‘Cabbage Revolution’ Wilts

Rustaveli protest day 7.JPG
Under stony skies, a dirge-like ballad droned from the speakers outside the Georgian parliament: an appropriate soundtrack for the seventh day of opposition protests in Tbilisi. A series of opposition leaders was greeted by polite applause as they raged against Mikheil Saakashvili, the president who has refused to offer them his head on a pike. It started to drizzle; those who had umbrellas raised them. “All Georgia is here!” declared one optimist from the stage. It was not. These few thousand, or a good proportion of them, were the opposition’s hardcore perennials; the people we’ve become accustomed to seeing time and again at protests here down the years – the unemployed, the pensioners, the dispossessed and the desperate, chewing on sunflower seeds, spitting the husks, and smoking.

Despite what the Moscow propaganda channel Russia Today is saying today (“Sleepless nights for Mikheil Saakashvili"), the president has weathered the initial threat of political destabilisation, although – this being Georgia, where politics is often like theatre, played out on the street – there will undoubtedly be more to come in the future.
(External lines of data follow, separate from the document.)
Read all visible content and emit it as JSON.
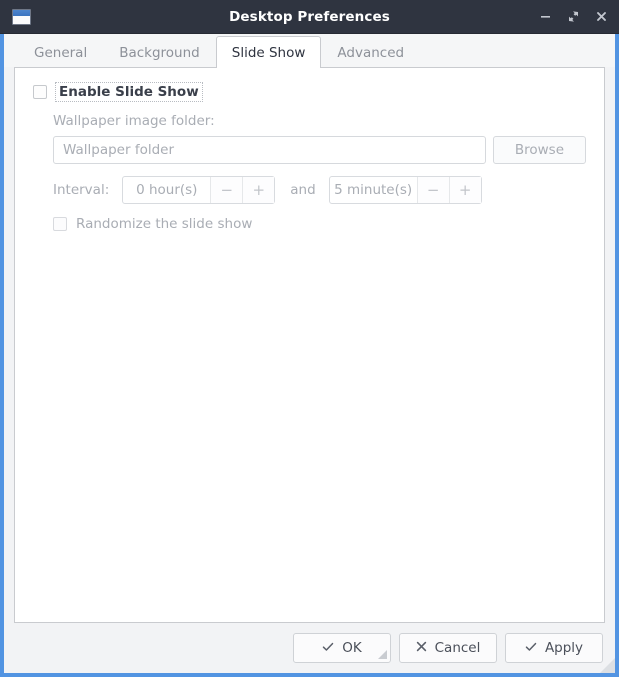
{
  "window": {
    "title": "Desktop Preferences",
    "icon": "window-icon",
    "controls": [
      {
        "name": "minimize-button",
        "glyph": "minimize-icon"
      },
      {
        "name": "maximize-button",
        "glyph": "maximize-icon"
      },
      {
        "name": "close-button",
        "glyph": "close-icon"
      }
    ],
    "accent_border": "#5294e2",
    "titlebar_bg": "#2f3440"
  },
  "tabs": [
    {
      "label": "General",
      "active": false
    },
    {
      "label": "Background",
      "active": false
    },
    {
      "label": "Slide Show",
      "active": true
    },
    {
      "label": "Advanced",
      "active": false
    }
  ],
  "slideshow": {
    "enable": {
      "label": "Enable Slide Show",
      "checked": false
    },
    "folder": {
      "label": "Wallpaper image folder:",
      "value": "",
      "placeholder": "Wallpaper folder",
      "browse_label": "Browse"
    },
    "interval": {
      "label": "Interval:",
      "hours_value": "0 hour(s)",
      "conjunction": "and",
      "minutes_value": "5 minute(s)",
      "decrement": "−",
      "increment": "+"
    },
    "randomize": {
      "label": "Randomize the slide show",
      "checked": false
    }
  },
  "actions": {
    "ok": {
      "label": "OK",
      "icon": "check-icon"
    },
    "cancel": {
      "label": "Cancel",
      "icon": "cross-icon"
    },
    "apply": {
      "label": "Apply",
      "icon": "check-icon"
    }
  }
}
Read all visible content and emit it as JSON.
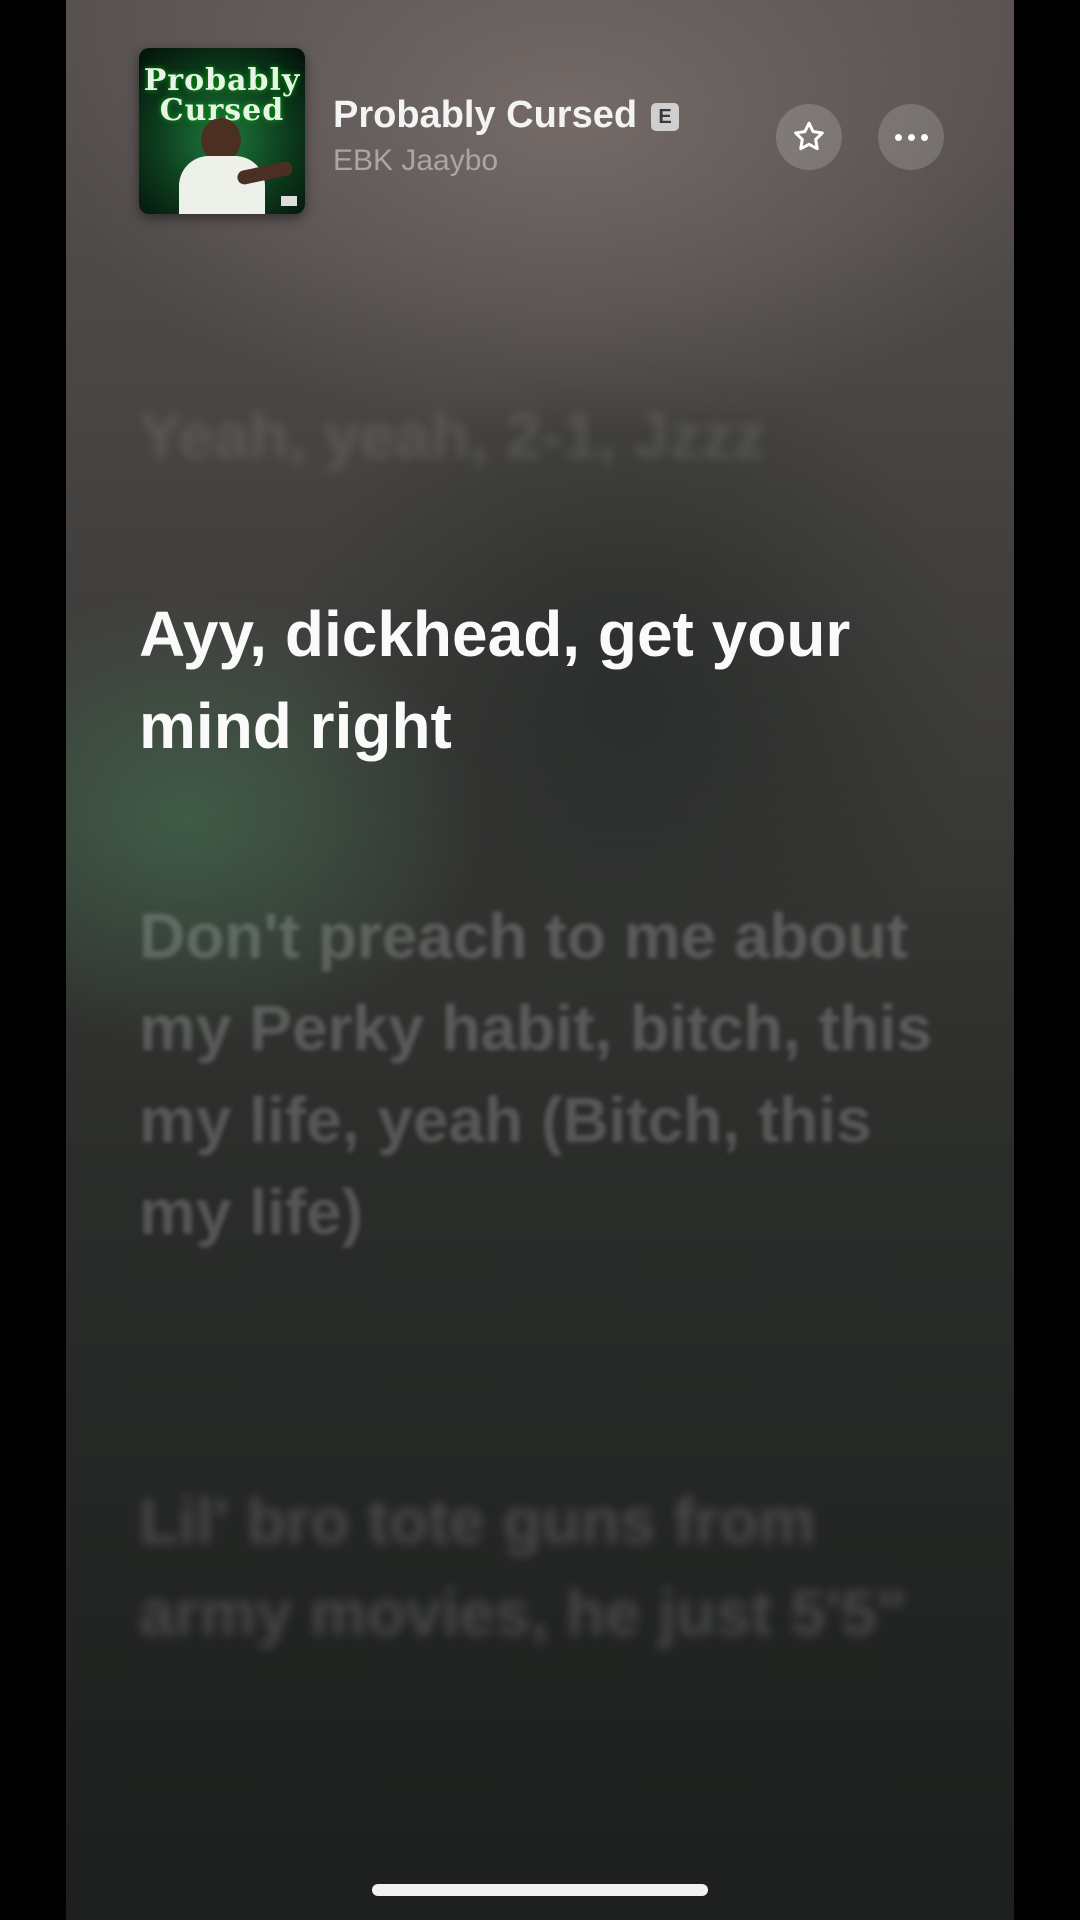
{
  "now_playing": {
    "artwork": {
      "title_text": "Probably Cursed",
      "icon": "album-artwork"
    },
    "title": "Probably Cursed",
    "explicit_badge": "E",
    "artist": "EBK Jaaybo"
  },
  "actions": {
    "favorite_icon": "star-icon",
    "more_icon": "ellipsis-icon"
  },
  "lyrics": {
    "previous_line": "Yeah, yeah, 2-1, Jzzz",
    "current_line": "Ayy, dickhead, get your mind right",
    "next_line_1": "Don't preach to me about my Perky habit, bitch, this my life, yeah (Bitch, this my life)",
    "next_line_2": "Lil' bro tote guns from army movies, he just 5'5\""
  },
  "colors": {
    "background_top": "#57514f",
    "background_bottom": "#1d1f1e",
    "active_lyric": "#fafafa",
    "inactive_lyric": "rgba(255,255,255,0.20)",
    "accent_green": "#1e7a3c"
  }
}
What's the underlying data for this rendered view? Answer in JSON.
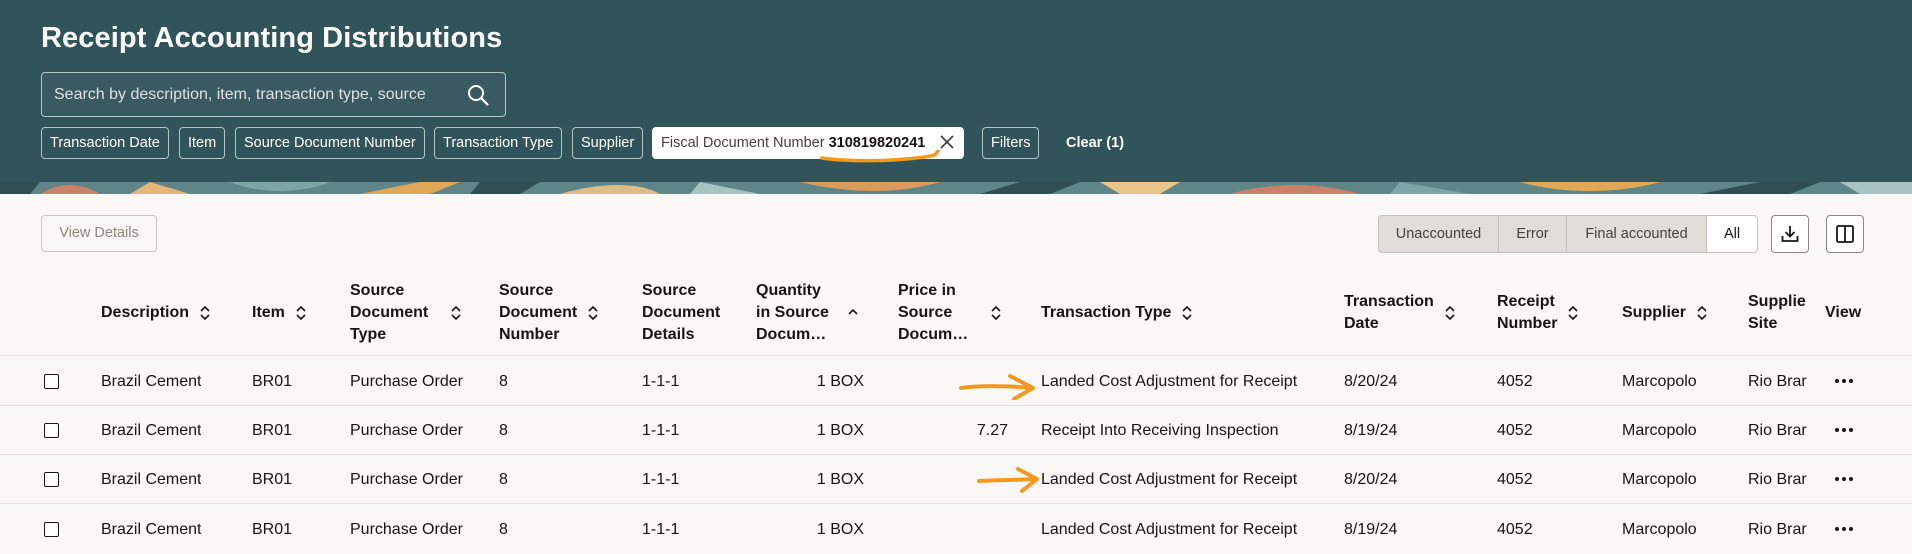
{
  "page": {
    "title": "Receipt Accounting Distributions",
    "search": {
      "placeholder": "Search by description, item, transaction type, source"
    },
    "filter_chips": [
      {
        "label": "Transaction Date"
      },
      {
        "label": "Item"
      },
      {
        "label": "Source Document Number"
      },
      {
        "label": "Transaction Type"
      },
      {
        "label": "Supplier"
      },
      {
        "label": "Fiscal Document Number",
        "value": "310819820241",
        "active": true
      },
      {
        "label": "Filters"
      }
    ],
    "clear_label": "Clear (1)"
  },
  "toolbar": {
    "view_details_label": "View Details",
    "segments": [
      {
        "label": "Unaccounted"
      },
      {
        "label": "Error"
      },
      {
        "label": "Final accounted"
      },
      {
        "label": "All",
        "selected": true
      }
    ],
    "download_icon": "download-icon",
    "columns_icon": "column-layout-icon"
  },
  "table": {
    "columns": [
      {
        "label": "Description"
      },
      {
        "label": "Item"
      },
      {
        "label": "Source\nDocument\nType"
      },
      {
        "label": "Source\nDocument\nNumber"
      },
      {
        "label": "Source\nDocument\nDetails"
      },
      {
        "label": "Quantity\nin Source\nDocum…",
        "sort": "ascending"
      },
      {
        "label": "Price in\nSource\nDocum…"
      },
      {
        "label": "Transaction Type"
      },
      {
        "label": "Transaction\nDate"
      },
      {
        "label": "Receipt\nNumber"
      },
      {
        "label": "Supplier"
      },
      {
        "label": "Supplie\nSite"
      },
      {
        "label": "View"
      }
    ],
    "rows": [
      {
        "description": "Brazil Cement",
        "item": "BR01",
        "source_doc_type": "Purchase Order",
        "source_doc_number": "8",
        "source_doc_details": "1-1-1",
        "quantity": "1 BOX",
        "price": "",
        "transaction_type": "Landed Cost Adjustment for Receipt",
        "transaction_date": "8/20/24",
        "receipt_number": "4052",
        "supplier": "Marcopolo",
        "supplier_site": "Rio Brar"
      },
      {
        "description": "Brazil Cement",
        "item": "BR01",
        "source_doc_type": "Purchase Order",
        "source_doc_number": "8",
        "source_doc_details": "1-1-1",
        "quantity": "1 BOX",
        "price": "7.27",
        "transaction_type": "Receipt Into Receiving Inspection",
        "transaction_date": "8/19/24",
        "receipt_number": "4052",
        "supplier": "Marcopolo",
        "supplier_site": "Rio Brar"
      },
      {
        "description": "Brazil Cement",
        "item": "BR01",
        "source_doc_type": "Purchase Order",
        "source_doc_number": "8",
        "source_doc_details": "1-1-1",
        "quantity": "1 BOX",
        "price": "",
        "transaction_type": "Landed Cost Adjustment for Receipt",
        "transaction_date": "8/20/24",
        "receipt_number": "4052",
        "supplier": "Marcopolo",
        "supplier_site": "Rio Brar"
      },
      {
        "description": "Brazil Cement",
        "item": "BR01",
        "source_doc_type": "Purchase Order",
        "source_doc_number": "8",
        "source_doc_details": "1-1-1",
        "quantity": "1 BOX",
        "price": "",
        "transaction_type": "Landed Cost Adjustment for Receipt",
        "transaction_date": "8/19/24",
        "receipt_number": "4052",
        "supplier": "Marcopolo",
        "supplier_site": "Rio Brar"
      }
    ]
  },
  "annotations": {
    "color": "#f39a1e"
  },
  "colors": {
    "header_bg": "#30545a",
    "page_bg": "#f9f8f6",
    "text": "#161513"
  }
}
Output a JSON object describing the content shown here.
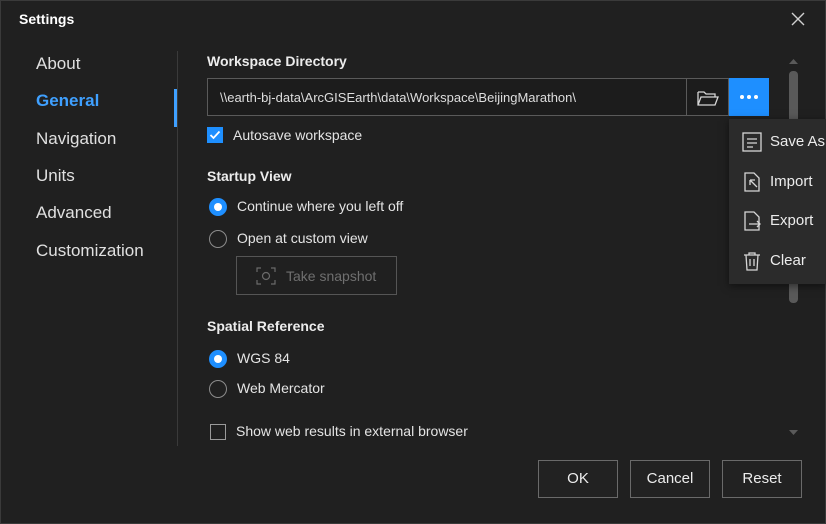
{
  "window": {
    "title": "Settings"
  },
  "sidebar": {
    "items": [
      {
        "label": "About"
      },
      {
        "label": "General"
      },
      {
        "label": "Navigation"
      },
      {
        "label": "Units"
      },
      {
        "label": "Advanced"
      },
      {
        "label": "Customization"
      }
    ],
    "active": "General"
  },
  "workspace": {
    "title": "Workspace Directory",
    "path": "\\\\earth-bj-data\\ArcGISEarth\\data\\Workspace\\BeijingMarathon\\",
    "autosave_label": "Autosave workspace",
    "autosave_checked": true
  },
  "startup": {
    "title": "Startup View",
    "options": [
      {
        "label": "Continue where you left off",
        "checked": true
      },
      {
        "label": "Open at custom view",
        "checked": false
      }
    ],
    "snapshot_label": "Take snapshot"
  },
  "spatial": {
    "title": "Spatial Reference",
    "options": [
      {
        "label": "WGS 84",
        "checked": true
      },
      {
        "label": "Web Mercator",
        "checked": false
      }
    ]
  },
  "external_browser": {
    "label": "Show web results in external browser",
    "checked": false
  },
  "menu": {
    "items": [
      {
        "label": "Save As",
        "icon": "save-as-icon"
      },
      {
        "label": "Import",
        "icon": "import-icon"
      },
      {
        "label": "Export",
        "icon": "export-icon"
      },
      {
        "label": "Clear",
        "icon": "trash-icon"
      }
    ]
  },
  "footer": {
    "ok": "OK",
    "cancel": "Cancel",
    "reset": "Reset"
  },
  "colors": {
    "accent": "#1e8fff",
    "nav_active": "#3fa0ff",
    "background": "#202020"
  }
}
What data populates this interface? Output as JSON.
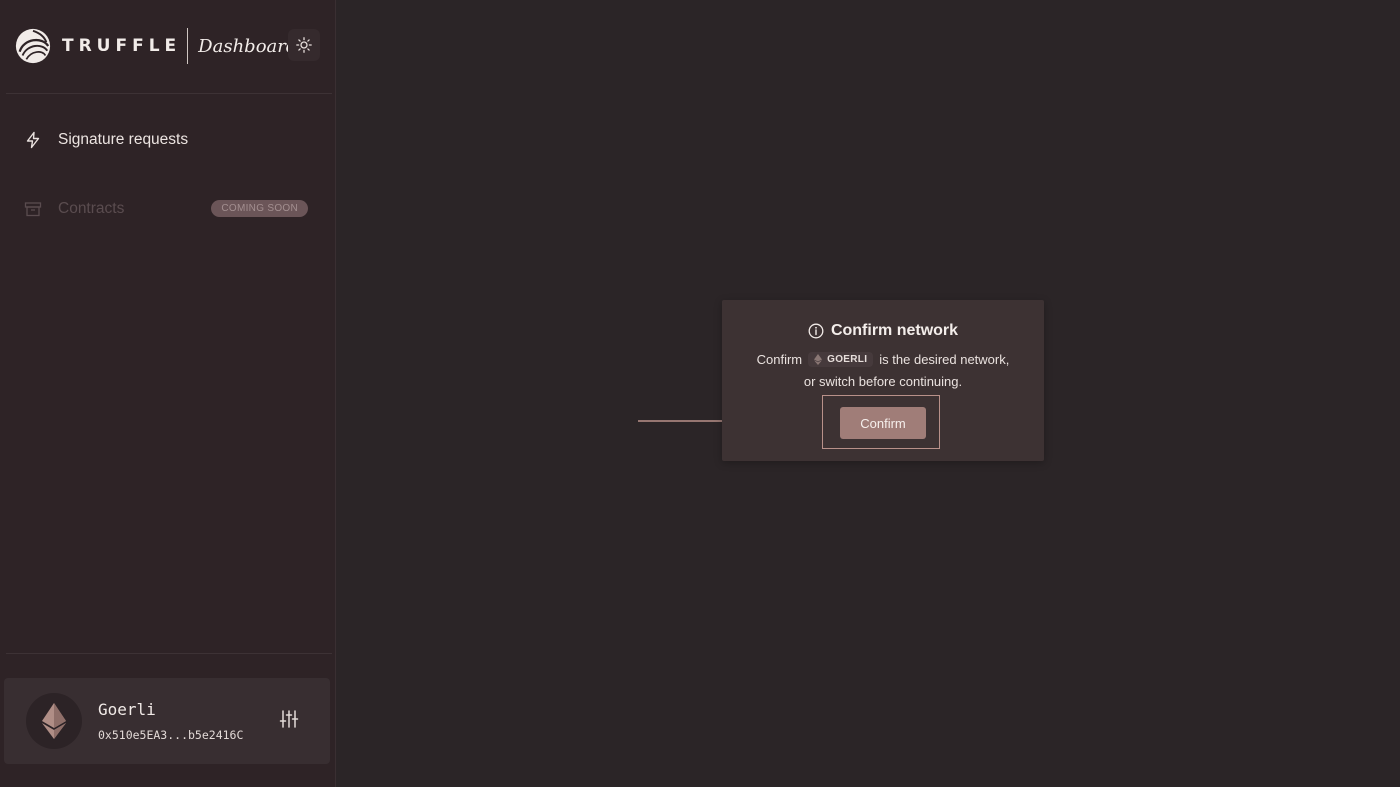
{
  "brand": {
    "wordmark": "TRUFFLE",
    "product": "Dashboard"
  },
  "sidebar": {
    "items": [
      {
        "label": "Signature requests",
        "icon": "lightning-icon",
        "enabled": true
      },
      {
        "label": "Contracts",
        "icon": "archive-box-icon",
        "enabled": false,
        "badge": "COMING SOON"
      }
    ]
  },
  "account": {
    "network_name": "Goerli",
    "address": "0x510e5EA3...b5e2416C",
    "avatar_icon": "ethereum-icon",
    "settings_icon": "sliders-icon"
  },
  "modal": {
    "title": "Confirm network",
    "line1_prefix": "Confirm",
    "network_badge": "GOERLI",
    "line1_suffix": "is the desired network,",
    "line2": "or switch before continuing.",
    "confirm_label": "Confirm"
  },
  "colors": {
    "background": "#2b2527",
    "sidebar": "#2e2326",
    "modal": "#3d3233",
    "accent_button": "#a07d78",
    "highlight_border": "#b9918a"
  }
}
In a small country with big problems, the next crisis is always around the corner

Why has the opposition so far failed to rock the Saakashvili regime to its foundations, to send him running like the ‘scared rabbit’ they accused him of being as they lobbed carrots and cabbages over the gates of his presidential palace? Many analysts are marking this failure down to superior state strategy and cunning – the decision to let the demonstrators rally wherever they wanted, and not send in the riot police to crack heads, as Saakashvili did in November 2007, shattering his Western media image as democracy’s US-educated honour student.

The low-key policing massively reduced the chance of violent confrontation; a brief late-night altercation at the weekend showed how quickly tempers could flare. The president and his advisers seemed to be hoping that people would simply get bored and go home if there were no ‘provocations’ to stoke their ire and passion, and so far, that is exactly what seems to have happened.

Read the rest of this post at Matthew’s blog.